→ **REQUIRED ACTION**:
Repeat the listing below in full, exactly.
◇ ◇ ◇
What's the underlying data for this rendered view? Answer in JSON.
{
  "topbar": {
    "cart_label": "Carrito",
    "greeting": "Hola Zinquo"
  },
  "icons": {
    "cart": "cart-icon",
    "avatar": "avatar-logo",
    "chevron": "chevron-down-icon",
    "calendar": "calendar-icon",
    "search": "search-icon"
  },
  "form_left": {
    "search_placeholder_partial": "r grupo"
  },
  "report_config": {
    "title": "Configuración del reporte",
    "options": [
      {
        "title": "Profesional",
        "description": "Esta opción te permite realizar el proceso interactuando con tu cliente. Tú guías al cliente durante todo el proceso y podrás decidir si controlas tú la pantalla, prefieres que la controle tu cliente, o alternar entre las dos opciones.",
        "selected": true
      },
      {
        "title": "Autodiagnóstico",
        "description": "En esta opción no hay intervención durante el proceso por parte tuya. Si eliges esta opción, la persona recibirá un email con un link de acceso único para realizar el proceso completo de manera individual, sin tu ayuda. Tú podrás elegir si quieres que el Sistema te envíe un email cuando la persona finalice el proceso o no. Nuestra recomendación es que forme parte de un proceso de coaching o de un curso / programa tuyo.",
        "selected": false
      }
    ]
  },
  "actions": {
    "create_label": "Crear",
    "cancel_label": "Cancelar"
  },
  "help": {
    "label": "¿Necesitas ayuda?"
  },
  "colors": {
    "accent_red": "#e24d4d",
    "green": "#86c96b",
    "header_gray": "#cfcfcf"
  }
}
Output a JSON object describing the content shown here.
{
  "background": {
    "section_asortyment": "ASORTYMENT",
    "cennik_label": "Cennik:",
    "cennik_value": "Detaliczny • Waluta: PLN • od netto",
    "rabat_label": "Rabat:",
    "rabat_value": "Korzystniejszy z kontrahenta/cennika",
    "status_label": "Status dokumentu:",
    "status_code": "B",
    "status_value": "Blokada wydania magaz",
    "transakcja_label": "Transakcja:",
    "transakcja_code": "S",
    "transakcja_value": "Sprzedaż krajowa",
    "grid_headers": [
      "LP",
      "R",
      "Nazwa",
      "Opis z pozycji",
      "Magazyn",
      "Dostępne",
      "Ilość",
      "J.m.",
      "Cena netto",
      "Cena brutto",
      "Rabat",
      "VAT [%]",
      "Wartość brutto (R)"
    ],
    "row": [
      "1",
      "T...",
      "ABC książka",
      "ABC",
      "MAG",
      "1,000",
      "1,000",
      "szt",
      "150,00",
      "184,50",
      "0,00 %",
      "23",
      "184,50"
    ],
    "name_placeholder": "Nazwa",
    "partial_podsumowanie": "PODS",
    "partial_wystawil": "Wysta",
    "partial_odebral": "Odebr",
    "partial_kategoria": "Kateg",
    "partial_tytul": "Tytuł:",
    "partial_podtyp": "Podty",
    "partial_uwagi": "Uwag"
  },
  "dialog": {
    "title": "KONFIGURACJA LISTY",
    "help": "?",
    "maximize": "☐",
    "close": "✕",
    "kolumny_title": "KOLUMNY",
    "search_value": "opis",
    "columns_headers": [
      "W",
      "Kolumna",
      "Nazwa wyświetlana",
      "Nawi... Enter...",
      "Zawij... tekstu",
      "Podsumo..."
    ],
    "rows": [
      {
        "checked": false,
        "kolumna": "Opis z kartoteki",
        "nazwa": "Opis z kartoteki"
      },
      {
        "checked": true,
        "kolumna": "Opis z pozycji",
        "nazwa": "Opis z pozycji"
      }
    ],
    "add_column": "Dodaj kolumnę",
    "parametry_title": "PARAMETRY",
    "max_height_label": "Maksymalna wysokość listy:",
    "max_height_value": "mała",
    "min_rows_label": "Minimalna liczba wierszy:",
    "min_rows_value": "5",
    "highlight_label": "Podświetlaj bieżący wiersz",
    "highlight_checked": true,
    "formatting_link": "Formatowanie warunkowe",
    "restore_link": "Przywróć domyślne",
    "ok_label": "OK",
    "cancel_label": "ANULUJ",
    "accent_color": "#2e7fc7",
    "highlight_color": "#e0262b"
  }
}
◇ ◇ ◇
→ **TASK ANSWER**:
What's the underlying data for this rendered view? Answer in JSON.
{
  "topbar": {
    "cart_label": "Carrito",
    "greeting": "Hola Zinquo"
  },
  "icons": {
    "cart": "cart-icon",
    "avatar": "avatar-logo",
    "chevron": "chevron-down-icon",
    "calendar": "calendar-icon",
    "search": "search-icon"
  },
  "form_left": {
    "search_placeholder_partial": "r grupo"
  },
  "report_config": {
    "title": "Configuración del reporte",
    "options": [
      {
        "title": "Profesional",
        "description": "Esta opción te permite realizar el proceso interactuando con tu cliente. Tú guías al cliente durante todo el proceso y podrás decidir si controlas tú la pantalla, prefieres que la controle tu cliente, o alternar entre las dos opciones.",
        "selected": true
      },
      {
        "title": "Autodiagnóstico",
        "description": "En esta opción no hay intervención durante el proceso por parte tuya. Si eliges esta opción, la persona recibirá un email con un link de acceso único para realizar el proceso completo de manera individual, sin tu ayuda. Tú podrás elegir si quieres que el Sistema te envíe un email cuando la persona finalice el proceso o no. Nuestra recomendación es que forme parte de un proceso de coaching o de un curso / programa tuyo.",
        "selected": false
      }
    ]
  },
  "actions": {
    "create_label": "Crear",
    "cancel_label": "Cancelar"
  },
  "help": {
    "label": "¿Necesitas ayuda?"
  },
  "colors": {
    "accent_red": "#e24d4d",
    "green": "#86c96b",
    "header_gray": "#cfcfcf"
  }
}
Output a JSON object describing the content shown here.
{
  "background": {
    "section_asortyment": "ASORTYMENT",
    "cennik_label": "Cennik:",
    "cennik_value": "Detaliczny • Waluta: PLN • od netto",
    "rabat_label": "Rabat:",
    "rabat_value": "Korzystniejszy z kontrahenta/cennika",
    "status_label": "Status dokumentu:",
    "status_code": "B",
    "status_value": "Blokada wydania magaz",
    "transakcja_label": "Transakcja:",
    "transakcja_code": "S",
    "transakcja_value": "Sprzedaż krajowa",
    "grid_headers": [
      "LP",
      "R",
      "Nazwa",
      "Opis z pozycji",
      "Magazyn",
      "Dostępne",
      "Ilość",
      "J.m.",
      "Cena netto",
      "Cena brutto",
      "Rabat",
      "VAT [%]",
      "Wartość brutto (R)"
    ],
    "row": [
      "1",
      "T...",
      "ABC książka",
      "ABC",
      "MAG",
      "1,000",
      "1,000",
      "szt",
      "150,00",
      "184,50",
      "0,00 %",
      "23",
      "184,50"
    ],
    "name_placeholder": "Nazwa",
    "partial_podsumowanie": "PODS",
    "partial_wystawil": "Wysta",
    "partial_odebral": "Odebr",
    "partial_kategoria": "Kateg",
    "partial_tytul": "Tytuł:",
    "partial_podtyp": "Podty",
    "partial_uwagi": "Uwag"
  },
  "dialog": {
    "title": "KONFIGURACJA LISTY",
    "help": "?",
    "maximize": "☐",
    "close": "✕",
    "kolumny_title": "KOLUMNY",
    "search_value": "opis",
    "columns_headers": [
      "W",
      "Kolumna",
      "Nazwa wyświetlana",
      "Nawi... Enter...",
      "Zawij... tekstu",
      "Podsumo..."
    ],
    "rows": [
      {
        "checked": false,
        "kolumna": "Opis z kartoteki",
        "nazwa": "Opis z kartoteki"
      },
      {
        "checked": true,
        "kolumna": "Opis z pozycji",
        "nazwa": "Opis z pozycji"
      }
    ],
    "add_column": "Dodaj kolumnę",
    "parametry_title": "PARAMETRY",
    "max_height_label": "Maksymalna wysokość listy:",
    "max_height_value": "mała",
    "min_rows_label": "Minimalna liczba wierszy:",
    "min_rows_value": "5",
    "highlight_label": "Podświetlaj bieżący wiersz",
    "highlight_checked": true,
    "formatting_link": "Formatowanie warunkowe",
    "restore_link": "Przywróć domyślne",
    "ok_label": "OK",
    "cancel_label": "ANULUJ",
    "accent_color": "#2e7fc7",
    "highlight_color": "#e0262b"
  }
}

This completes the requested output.